The charts are split into different groups, based on their main use. Each of the groups represent a type of relation “you would like to show“. 
Read further below for more explanation. Click the images to continue to the chart groups. 

Show the comparison between categories

When you want to show the comparison between categories A and B. Category comparison is used when you are comparing nominal data. For example names of people, departments or products. You are looking at only one moment in time.

For example if “you would like to show …

… the total revenue generated by the members of your sales department over a year, you can use a barchart

… the outcome of a questionnaire that has answers as ‘like’ and ‘unline’, you can use a diverging stacked barchart.

… the year to date value of different KPI’s in relation to their target you can use a bulletgraph.

Show the development over time or a trend

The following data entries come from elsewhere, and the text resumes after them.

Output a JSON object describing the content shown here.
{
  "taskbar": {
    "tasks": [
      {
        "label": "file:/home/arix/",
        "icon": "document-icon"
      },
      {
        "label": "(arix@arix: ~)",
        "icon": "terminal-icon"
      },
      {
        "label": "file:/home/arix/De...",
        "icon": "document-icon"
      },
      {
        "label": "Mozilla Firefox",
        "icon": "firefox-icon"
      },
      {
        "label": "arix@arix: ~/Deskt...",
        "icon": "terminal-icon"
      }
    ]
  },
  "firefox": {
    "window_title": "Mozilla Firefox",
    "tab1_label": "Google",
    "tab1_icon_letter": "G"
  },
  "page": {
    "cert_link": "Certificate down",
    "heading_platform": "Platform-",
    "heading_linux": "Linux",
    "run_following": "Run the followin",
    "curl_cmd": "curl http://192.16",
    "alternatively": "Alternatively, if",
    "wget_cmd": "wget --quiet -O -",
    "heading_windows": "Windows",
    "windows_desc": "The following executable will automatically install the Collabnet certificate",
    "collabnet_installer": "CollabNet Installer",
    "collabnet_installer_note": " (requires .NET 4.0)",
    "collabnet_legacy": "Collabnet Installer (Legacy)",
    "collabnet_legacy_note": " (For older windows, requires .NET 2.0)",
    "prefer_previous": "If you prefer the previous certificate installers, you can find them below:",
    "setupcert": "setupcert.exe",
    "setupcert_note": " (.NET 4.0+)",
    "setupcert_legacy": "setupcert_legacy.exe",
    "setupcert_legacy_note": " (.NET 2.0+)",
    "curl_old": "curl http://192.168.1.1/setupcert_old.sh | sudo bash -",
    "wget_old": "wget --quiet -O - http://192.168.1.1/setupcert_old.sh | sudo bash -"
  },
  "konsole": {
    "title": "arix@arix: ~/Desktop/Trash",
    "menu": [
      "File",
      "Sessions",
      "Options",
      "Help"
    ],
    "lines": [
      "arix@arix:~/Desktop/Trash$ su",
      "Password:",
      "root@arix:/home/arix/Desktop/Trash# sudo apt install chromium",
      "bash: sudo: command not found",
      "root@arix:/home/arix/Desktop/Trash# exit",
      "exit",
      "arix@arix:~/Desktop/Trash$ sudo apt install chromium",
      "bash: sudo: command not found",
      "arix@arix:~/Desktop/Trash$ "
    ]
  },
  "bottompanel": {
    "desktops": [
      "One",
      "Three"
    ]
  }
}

When you want show the change of category A and B over time.

For example if “you would like to show …

… the revenue per month generated by the members of your sales department over the last quarter, you can use a linechart

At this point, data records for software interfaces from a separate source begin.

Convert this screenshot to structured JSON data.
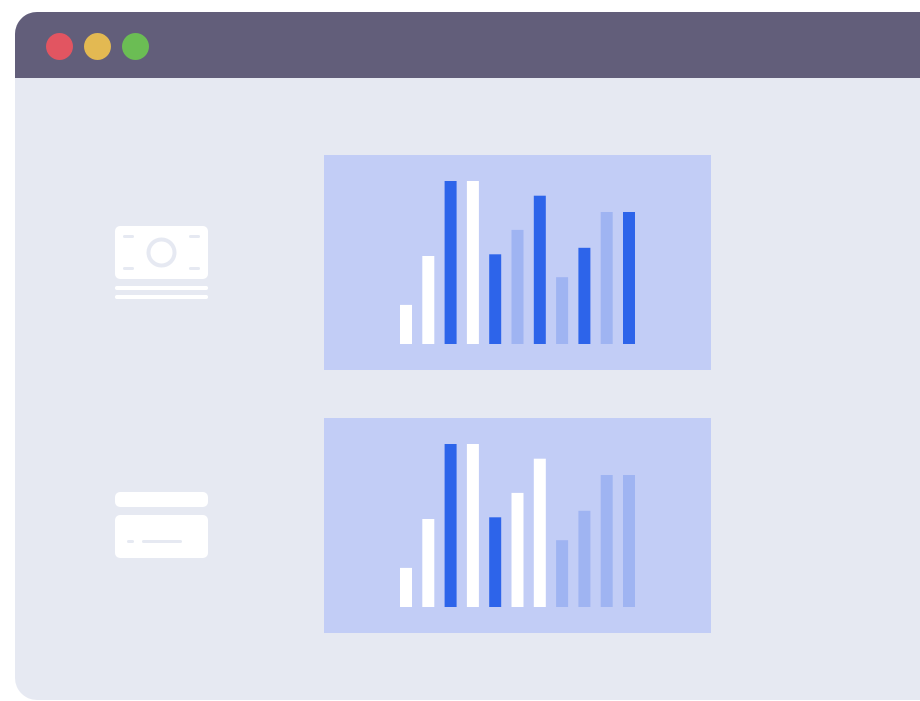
{
  "window": {
    "titlebar_color": "#625e7a",
    "body_color": "#e6e9f2",
    "controls": [
      {
        "name": "close",
        "color": "#e25561"
      },
      {
        "name": "minimize",
        "color": "#e3b952"
      },
      {
        "name": "maximize",
        "color": "#6bbd54"
      }
    ]
  },
  "sidebar": {
    "icons": [
      "banknote-icon",
      "credit-card-icon"
    ],
    "icon_color": "#ffffff"
  },
  "colors": {
    "panel": "#c2cdf6",
    "white": "#ffffff",
    "blue": "#2d64ea",
    "light": "#9fb4f2"
  },
  "chart_data": [
    {
      "type": "bar",
      "values": [
        24,
        54,
        100,
        100,
        55,
        70,
        91,
        41,
        59,
        81,
        81
      ],
      "bar_colors": [
        "white",
        "white",
        "blue",
        "white",
        "blue",
        "light",
        "blue",
        "light",
        "blue",
        "light",
        "blue"
      ],
      "ylim": [
        0,
        100
      ],
      "grid": false
    },
    {
      "type": "bar",
      "values": [
        24,
        54,
        100,
        100,
        55,
        70,
        91,
        41,
        59,
        81,
        81
      ],
      "bar_colors": [
        "white",
        "white",
        "blue",
        "white",
        "blue",
        "white",
        "white",
        "light",
        "light",
        "light",
        "light"
      ],
      "ylim": [
        0,
        100
      ],
      "grid": false
    }
  ]
}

… the ranking of a sports competition is changed to last year, you can use a slopegraph

… how a a single KPI’s scores better or worse then its target, for every single month in the last year, you can use a deviation column chart.

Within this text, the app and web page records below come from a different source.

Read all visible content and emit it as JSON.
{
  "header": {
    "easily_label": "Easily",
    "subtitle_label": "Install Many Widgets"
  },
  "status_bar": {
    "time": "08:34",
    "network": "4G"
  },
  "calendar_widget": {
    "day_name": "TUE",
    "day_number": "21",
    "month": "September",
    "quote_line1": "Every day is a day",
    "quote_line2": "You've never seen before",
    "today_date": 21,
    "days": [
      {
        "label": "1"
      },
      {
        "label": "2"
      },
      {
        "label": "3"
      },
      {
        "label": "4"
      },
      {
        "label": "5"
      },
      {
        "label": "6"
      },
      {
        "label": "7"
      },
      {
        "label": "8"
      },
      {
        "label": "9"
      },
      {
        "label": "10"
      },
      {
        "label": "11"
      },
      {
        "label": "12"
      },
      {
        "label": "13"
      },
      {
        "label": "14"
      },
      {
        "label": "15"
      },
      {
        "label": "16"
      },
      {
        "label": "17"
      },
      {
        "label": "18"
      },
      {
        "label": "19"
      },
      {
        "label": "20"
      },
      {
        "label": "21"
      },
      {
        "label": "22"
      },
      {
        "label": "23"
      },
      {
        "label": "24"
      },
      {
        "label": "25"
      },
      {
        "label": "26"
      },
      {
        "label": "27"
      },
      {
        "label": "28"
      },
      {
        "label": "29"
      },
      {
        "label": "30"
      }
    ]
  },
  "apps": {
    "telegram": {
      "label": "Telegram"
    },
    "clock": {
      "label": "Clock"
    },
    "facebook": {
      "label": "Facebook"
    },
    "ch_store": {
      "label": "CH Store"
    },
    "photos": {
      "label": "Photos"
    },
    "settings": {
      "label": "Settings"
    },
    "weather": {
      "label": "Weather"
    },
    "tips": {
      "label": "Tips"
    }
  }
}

Show the part to whole relation

When you want to show how A, B and C add up to the total of ABC.

For example if “you would like to show …

… the market for sportcars is split into different car brands, you can use a 100% barchart.

… to what subpage of your website the viewers of your homepage go to, you can use a sankey diagram.

… the percentage of energy left in your phone, you can use an image fill.

Add Your Heading Text Here

When you want to show how A, B and C relate to each other.

For example if “you would like to show …

… that the colors red and blue exist as a single color, but if you combine them, you’ll get purple, then you can use a Venn diagram.

… what the outcome of a series of choices can be, you can use a flowchart.

… how the ranking of teams change over the duration of a competition, you can use a bumpchart.

Show the distribution of your dataset

When you want to show how often A, B and C appear in the dataset.

For example if “you would like to show …

… how often the letters ABCHRT appear in the word barchart, you can use a dot matrix

… how the differences in salaries are between the different age groups in a company, you can use a box plot

Show the correlation between data elements

When you want to show the correlation between A and B.

For example if “you would like to show …

… the correlation between the length of a person and the arm span, you can use a scatterplot.

Other

When none of the above apply.

Note: ChartGuide poster 3.5 shows maps as part of the “other” chart group. 
In the future, Geography will be added as a new group. Including maps and other visuals to show geographical relations.